---------- Data to process

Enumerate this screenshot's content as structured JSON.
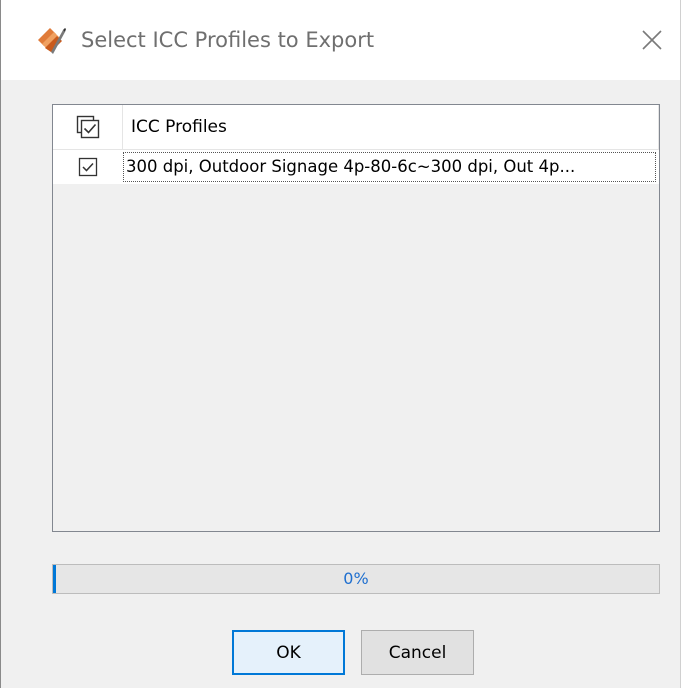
{
  "window": {
    "title": "Select ICC Profiles to Export",
    "icon": "color-swatch-pen-icon",
    "close_icon": "close-icon"
  },
  "table": {
    "header": {
      "select_all_icon": "stacked-checkbox-icon",
      "column_label": "ICC Profiles"
    },
    "rows": [
      {
        "checked": true,
        "label": "300 dpi, Outdoor Signage 4p-80-6c~300 dpi, Out 4p..."
      }
    ]
  },
  "progress": {
    "value_percent": 0,
    "label": "0%"
  },
  "buttons": {
    "ok_label": "OK",
    "cancel_label": "Cancel"
  },
  "colors": {
    "accent": "#0078d7",
    "progress_text": "#1f6fcf"
  }
}
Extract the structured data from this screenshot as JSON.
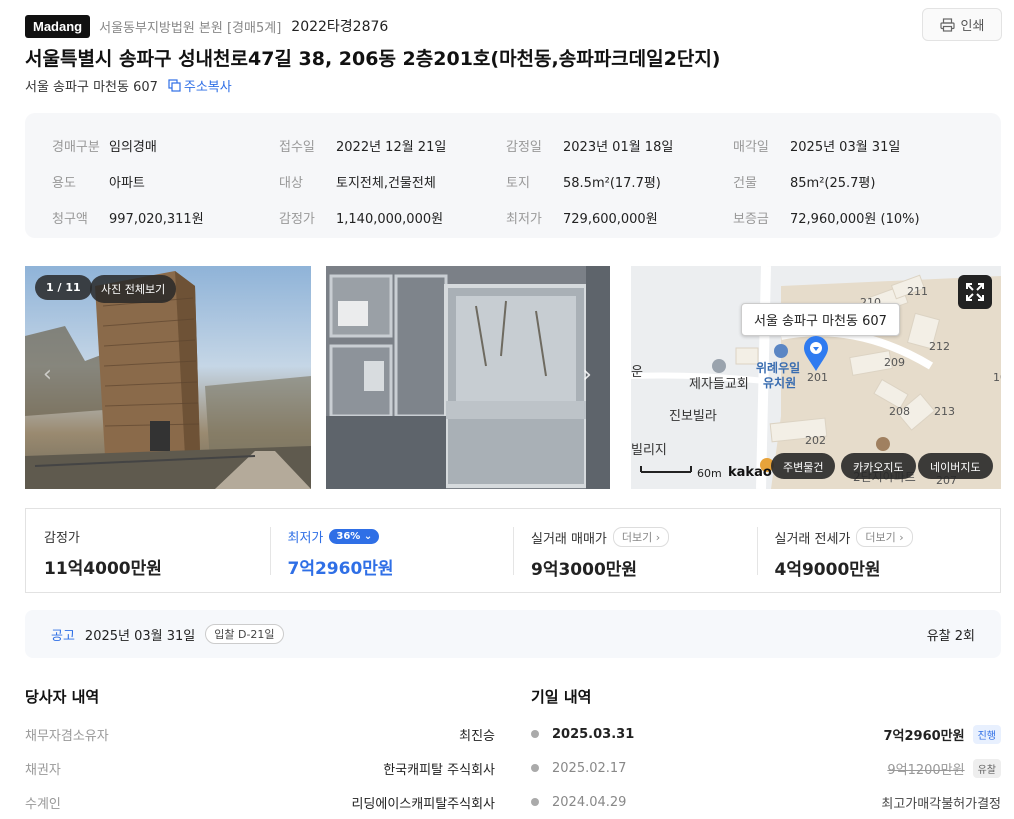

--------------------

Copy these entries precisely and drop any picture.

Enumerate this screenshot's content as structured JSON.
{
  "window": {
    "title": "Select ICC Profiles to Export",
    "icon": "color-swatch-pen-icon",
    "close_icon": "close-icon"
  },
  "table": {
    "header": {
      "select_all_icon": "stacked-checkbox-icon",
      "column_label": "ICC Profiles"
    },
    "rows": [
      {
        "checked": true,
        "label": "300 dpi, Outdoor Signage 4p-80-6c~300 dpi, Out 4p..."
      }
    ]
  },
  "progress": {
    "value_percent": 0,
    "label": "0%"
  },
  "buttons": {
    "ok_label": "OK",
    "cancel_label": "Cancel"
  },
  "colors": {
    "accent": "#0078d7",
    "progress_text": "#1f6fcf"
  }
}
Extract the structured data from this screenshot as JSON.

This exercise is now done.